**EXERCISE DETAILS**
List each line of the data in which the string "Vakulenchik" appears.
──────────
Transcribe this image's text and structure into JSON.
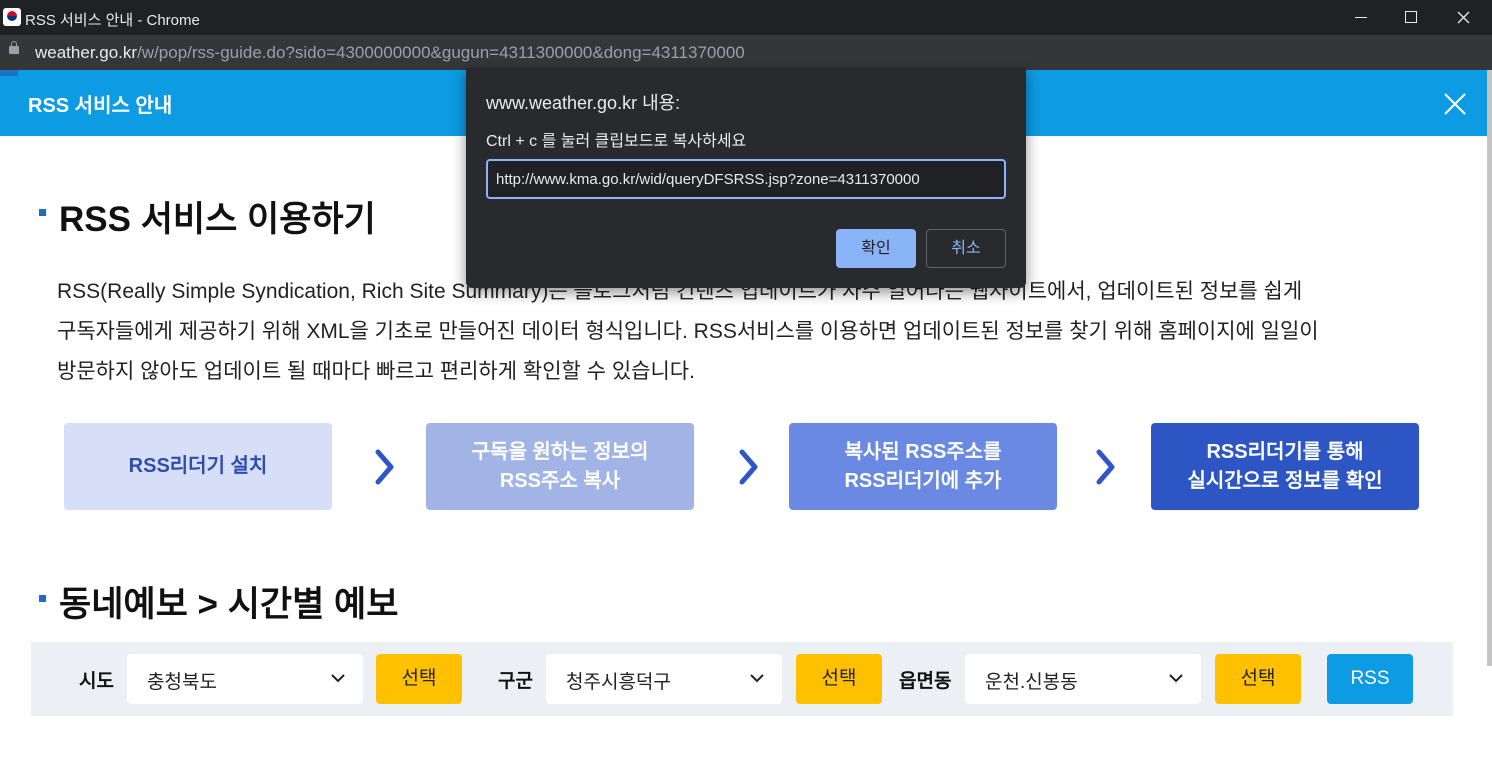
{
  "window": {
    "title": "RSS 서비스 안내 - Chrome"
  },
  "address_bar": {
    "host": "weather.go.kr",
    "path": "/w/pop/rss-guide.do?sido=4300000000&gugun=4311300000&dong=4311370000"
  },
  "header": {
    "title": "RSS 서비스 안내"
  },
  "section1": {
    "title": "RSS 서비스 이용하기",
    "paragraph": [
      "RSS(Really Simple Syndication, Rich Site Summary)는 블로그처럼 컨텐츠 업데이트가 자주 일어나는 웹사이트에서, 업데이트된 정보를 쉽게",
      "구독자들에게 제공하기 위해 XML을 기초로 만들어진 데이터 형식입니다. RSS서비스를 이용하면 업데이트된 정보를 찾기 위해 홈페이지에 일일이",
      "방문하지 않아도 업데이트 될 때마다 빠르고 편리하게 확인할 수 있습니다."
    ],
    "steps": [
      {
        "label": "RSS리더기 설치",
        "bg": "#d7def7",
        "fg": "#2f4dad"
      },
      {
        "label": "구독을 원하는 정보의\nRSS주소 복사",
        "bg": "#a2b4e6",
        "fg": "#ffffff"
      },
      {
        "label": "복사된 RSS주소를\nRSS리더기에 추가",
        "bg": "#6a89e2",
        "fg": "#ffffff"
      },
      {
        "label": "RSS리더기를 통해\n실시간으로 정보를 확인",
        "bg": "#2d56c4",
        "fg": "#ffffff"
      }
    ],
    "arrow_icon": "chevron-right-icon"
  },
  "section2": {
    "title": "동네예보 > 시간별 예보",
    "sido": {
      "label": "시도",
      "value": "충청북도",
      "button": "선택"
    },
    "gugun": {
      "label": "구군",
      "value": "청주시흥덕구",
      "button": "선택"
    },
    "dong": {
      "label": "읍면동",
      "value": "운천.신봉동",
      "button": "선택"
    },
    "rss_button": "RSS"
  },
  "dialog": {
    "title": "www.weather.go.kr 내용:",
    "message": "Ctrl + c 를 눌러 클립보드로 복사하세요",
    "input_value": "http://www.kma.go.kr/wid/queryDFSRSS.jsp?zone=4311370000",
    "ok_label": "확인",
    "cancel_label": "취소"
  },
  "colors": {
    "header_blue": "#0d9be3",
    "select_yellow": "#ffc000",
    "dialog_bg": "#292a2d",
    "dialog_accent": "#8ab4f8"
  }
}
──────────
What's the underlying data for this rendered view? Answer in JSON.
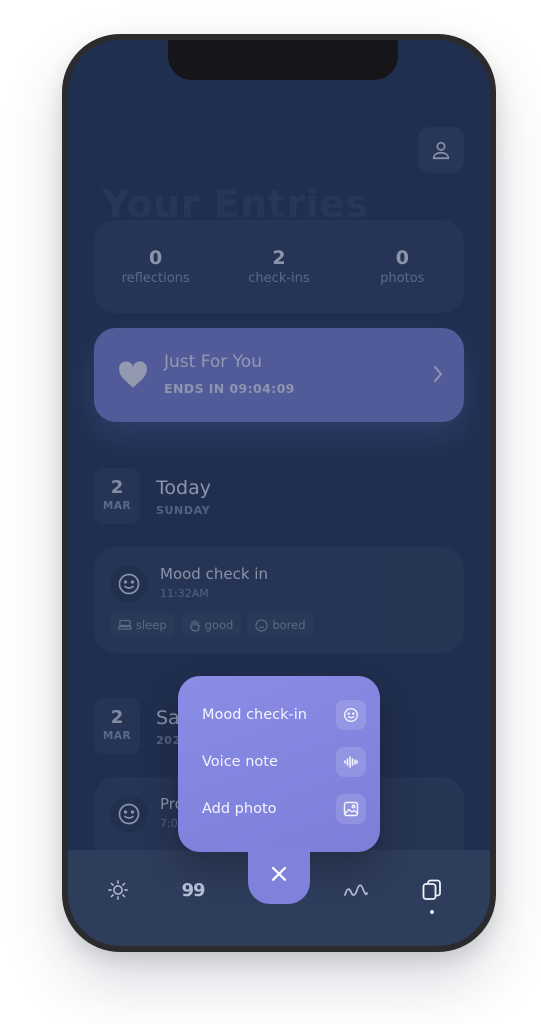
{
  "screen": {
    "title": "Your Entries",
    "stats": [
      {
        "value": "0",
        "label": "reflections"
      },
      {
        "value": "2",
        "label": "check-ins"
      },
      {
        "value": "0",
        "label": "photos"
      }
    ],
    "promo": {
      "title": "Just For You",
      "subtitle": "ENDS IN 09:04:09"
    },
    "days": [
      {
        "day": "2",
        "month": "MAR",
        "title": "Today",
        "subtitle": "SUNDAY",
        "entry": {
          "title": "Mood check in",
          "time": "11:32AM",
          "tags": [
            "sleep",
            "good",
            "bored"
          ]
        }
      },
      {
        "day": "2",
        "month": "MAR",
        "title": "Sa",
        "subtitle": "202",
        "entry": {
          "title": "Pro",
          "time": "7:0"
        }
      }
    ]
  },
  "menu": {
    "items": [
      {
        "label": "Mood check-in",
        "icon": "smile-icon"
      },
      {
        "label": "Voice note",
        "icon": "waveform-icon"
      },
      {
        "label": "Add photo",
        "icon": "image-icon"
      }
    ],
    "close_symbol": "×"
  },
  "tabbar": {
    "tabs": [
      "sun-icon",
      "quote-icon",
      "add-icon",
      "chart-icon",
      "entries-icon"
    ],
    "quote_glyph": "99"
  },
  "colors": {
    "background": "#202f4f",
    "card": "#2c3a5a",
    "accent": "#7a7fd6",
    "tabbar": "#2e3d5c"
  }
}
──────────
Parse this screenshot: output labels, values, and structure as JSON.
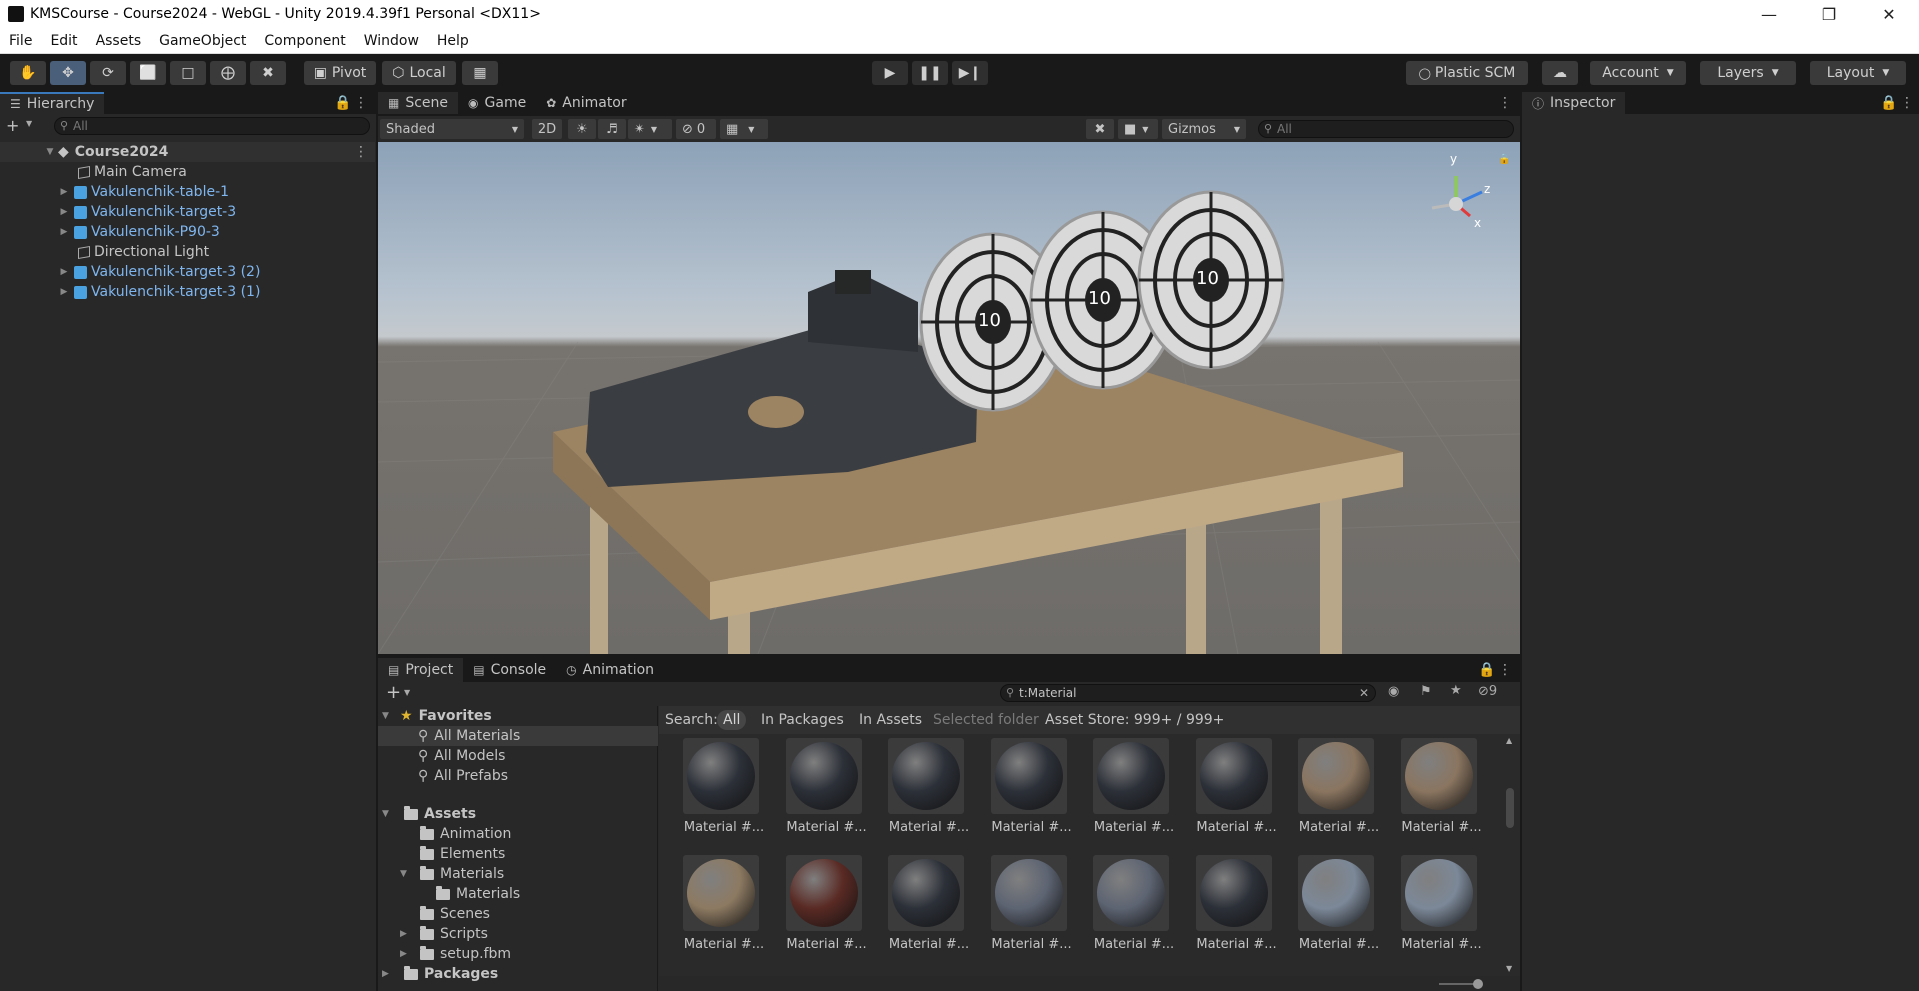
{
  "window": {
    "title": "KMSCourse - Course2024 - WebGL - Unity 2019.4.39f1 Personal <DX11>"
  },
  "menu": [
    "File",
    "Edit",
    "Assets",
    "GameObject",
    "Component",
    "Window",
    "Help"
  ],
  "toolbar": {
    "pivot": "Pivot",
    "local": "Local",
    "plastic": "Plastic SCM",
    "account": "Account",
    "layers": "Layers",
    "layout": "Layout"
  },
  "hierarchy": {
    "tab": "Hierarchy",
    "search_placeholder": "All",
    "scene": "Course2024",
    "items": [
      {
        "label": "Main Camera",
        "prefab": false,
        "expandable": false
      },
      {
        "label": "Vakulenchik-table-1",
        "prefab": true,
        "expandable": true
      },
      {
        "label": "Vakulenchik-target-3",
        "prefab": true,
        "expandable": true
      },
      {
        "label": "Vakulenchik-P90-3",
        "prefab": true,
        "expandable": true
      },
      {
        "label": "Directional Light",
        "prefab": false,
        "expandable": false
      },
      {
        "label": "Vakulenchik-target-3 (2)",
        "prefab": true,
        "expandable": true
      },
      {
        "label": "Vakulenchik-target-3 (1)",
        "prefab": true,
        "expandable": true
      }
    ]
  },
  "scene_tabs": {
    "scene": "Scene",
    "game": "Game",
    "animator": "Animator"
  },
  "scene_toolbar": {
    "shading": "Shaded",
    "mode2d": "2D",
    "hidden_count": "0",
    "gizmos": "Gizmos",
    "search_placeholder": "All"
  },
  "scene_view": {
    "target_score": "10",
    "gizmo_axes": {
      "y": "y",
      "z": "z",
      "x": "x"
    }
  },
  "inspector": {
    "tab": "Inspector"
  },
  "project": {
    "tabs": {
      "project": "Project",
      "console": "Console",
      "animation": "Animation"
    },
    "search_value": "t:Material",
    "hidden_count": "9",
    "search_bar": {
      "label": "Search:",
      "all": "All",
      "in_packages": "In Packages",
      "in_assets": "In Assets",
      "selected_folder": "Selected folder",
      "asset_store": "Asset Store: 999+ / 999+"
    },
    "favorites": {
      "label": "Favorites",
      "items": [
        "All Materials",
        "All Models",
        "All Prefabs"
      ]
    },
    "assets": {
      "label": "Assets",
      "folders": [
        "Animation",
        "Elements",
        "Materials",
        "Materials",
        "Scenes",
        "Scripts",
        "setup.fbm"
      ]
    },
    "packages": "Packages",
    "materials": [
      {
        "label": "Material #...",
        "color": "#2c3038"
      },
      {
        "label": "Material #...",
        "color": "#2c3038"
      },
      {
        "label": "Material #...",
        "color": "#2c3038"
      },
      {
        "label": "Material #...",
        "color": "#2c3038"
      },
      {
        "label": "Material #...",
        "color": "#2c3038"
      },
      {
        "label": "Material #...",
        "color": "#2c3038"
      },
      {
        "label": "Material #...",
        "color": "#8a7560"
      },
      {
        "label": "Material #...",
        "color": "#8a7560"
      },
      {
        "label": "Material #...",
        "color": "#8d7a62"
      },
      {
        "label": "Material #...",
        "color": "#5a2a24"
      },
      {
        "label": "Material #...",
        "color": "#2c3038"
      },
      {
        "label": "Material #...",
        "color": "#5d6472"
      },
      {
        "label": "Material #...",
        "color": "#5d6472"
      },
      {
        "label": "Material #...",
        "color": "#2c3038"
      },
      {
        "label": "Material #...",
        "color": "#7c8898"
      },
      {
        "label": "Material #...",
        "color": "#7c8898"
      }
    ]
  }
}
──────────
**SOLUTION**
        "label": "Vakulenchik-table-1",
        "label": "Vakulenchik-target-3",
        "label": "Vakulenchik-P90-3",
        "label": "Vakulenchik-target-3 (2)",
        "label": "Vakulenchik-target-3 (1)",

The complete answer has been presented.